Stored items from a collection:
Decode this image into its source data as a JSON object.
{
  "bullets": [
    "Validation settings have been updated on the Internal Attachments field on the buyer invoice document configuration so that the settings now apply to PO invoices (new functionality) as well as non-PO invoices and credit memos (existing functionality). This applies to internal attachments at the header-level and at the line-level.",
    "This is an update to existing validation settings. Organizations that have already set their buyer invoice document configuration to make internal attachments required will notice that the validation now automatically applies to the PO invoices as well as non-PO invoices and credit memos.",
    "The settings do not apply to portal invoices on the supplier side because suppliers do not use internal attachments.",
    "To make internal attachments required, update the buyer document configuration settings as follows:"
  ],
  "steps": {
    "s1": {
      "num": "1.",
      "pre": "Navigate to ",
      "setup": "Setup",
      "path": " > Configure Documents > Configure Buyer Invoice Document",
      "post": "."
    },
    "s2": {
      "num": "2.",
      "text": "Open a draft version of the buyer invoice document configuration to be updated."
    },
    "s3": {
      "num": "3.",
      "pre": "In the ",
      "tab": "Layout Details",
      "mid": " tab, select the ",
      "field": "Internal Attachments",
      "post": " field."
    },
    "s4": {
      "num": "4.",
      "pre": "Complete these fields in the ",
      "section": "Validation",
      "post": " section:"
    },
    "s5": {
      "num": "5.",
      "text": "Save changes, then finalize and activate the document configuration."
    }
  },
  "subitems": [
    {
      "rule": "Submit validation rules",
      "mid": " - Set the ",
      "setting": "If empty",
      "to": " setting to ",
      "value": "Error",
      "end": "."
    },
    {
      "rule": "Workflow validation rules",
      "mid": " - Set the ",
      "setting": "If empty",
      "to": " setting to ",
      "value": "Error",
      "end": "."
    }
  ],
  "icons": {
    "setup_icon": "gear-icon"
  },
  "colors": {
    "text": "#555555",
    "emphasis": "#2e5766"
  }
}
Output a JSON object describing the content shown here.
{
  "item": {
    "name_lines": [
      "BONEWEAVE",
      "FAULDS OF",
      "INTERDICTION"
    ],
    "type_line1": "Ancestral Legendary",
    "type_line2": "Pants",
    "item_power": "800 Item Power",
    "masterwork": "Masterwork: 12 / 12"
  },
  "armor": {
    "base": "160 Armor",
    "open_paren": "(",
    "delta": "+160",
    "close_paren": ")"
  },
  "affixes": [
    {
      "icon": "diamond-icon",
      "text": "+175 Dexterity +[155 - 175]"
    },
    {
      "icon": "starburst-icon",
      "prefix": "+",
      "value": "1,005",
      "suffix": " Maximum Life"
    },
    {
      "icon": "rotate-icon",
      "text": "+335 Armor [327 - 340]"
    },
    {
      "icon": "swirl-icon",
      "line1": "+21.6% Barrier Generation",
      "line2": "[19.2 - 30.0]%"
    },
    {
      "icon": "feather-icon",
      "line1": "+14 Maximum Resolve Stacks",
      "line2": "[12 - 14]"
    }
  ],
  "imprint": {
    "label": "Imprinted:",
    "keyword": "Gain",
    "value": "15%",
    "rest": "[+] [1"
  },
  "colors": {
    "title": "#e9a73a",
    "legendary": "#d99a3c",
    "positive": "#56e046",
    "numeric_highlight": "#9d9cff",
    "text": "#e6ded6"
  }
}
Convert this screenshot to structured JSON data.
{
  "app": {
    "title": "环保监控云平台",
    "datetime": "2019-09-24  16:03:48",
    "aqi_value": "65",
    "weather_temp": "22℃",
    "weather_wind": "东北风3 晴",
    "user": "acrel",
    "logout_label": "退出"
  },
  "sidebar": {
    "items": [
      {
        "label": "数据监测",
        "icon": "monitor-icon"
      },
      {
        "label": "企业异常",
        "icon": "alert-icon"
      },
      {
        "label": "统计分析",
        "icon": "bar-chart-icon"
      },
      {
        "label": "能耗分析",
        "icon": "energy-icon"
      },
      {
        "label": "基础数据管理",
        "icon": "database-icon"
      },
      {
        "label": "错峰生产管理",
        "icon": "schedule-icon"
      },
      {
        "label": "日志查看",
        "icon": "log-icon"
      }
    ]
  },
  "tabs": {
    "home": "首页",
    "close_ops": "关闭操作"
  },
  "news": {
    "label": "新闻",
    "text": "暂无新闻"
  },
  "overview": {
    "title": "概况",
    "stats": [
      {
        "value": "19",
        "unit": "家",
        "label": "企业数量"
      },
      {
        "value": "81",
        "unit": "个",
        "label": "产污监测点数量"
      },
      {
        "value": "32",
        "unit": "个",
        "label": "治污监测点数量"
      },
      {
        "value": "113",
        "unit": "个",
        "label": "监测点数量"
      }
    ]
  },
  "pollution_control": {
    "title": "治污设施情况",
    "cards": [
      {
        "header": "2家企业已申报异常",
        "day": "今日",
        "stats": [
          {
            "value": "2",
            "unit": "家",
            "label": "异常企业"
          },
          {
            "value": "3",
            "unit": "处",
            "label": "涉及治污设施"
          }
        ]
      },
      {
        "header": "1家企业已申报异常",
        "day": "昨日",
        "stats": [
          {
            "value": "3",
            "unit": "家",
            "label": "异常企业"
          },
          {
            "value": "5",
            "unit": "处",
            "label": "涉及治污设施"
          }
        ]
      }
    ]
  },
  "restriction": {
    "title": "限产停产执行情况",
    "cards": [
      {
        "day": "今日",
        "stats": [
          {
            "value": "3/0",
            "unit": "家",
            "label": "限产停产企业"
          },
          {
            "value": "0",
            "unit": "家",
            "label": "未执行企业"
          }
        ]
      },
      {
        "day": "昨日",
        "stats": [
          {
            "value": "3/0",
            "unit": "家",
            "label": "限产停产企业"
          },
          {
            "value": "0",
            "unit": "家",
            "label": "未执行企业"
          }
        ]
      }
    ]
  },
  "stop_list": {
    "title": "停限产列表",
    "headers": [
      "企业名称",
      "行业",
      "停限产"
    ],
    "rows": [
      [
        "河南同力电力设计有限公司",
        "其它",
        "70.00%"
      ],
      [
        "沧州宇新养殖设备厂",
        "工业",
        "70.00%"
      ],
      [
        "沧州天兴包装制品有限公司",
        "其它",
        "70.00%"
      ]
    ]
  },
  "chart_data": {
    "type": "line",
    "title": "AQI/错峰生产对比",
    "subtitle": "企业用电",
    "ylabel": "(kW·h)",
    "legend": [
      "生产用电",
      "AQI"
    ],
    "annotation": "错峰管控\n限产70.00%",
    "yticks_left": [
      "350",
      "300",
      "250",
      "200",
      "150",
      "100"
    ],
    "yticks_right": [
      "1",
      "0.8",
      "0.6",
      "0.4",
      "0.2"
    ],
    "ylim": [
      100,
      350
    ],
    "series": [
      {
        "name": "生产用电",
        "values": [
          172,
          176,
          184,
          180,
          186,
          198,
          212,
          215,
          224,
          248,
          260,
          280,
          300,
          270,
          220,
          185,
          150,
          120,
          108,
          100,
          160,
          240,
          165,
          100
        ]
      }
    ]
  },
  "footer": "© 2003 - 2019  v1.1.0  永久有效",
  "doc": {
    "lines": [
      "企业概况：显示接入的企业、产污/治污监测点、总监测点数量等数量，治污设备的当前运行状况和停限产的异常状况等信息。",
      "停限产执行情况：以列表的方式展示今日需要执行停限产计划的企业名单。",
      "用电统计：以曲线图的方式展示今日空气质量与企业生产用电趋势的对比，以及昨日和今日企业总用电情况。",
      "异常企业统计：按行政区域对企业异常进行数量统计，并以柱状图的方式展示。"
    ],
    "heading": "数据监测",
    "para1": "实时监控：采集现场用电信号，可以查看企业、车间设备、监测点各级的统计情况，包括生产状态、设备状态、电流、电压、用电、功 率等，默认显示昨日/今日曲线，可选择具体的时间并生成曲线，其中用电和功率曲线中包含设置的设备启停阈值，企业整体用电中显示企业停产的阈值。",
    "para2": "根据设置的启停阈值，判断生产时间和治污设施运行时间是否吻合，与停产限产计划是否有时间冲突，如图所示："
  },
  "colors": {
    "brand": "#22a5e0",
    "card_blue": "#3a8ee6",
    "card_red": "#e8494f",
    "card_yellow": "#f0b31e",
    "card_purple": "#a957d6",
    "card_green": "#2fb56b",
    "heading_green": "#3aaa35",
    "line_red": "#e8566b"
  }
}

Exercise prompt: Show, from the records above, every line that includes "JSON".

Answer for this exercise:
Decode this image into its source data as a JSON object.
Output a JSON object describing the content shown here.
Convert this screenshot to structured JSON data.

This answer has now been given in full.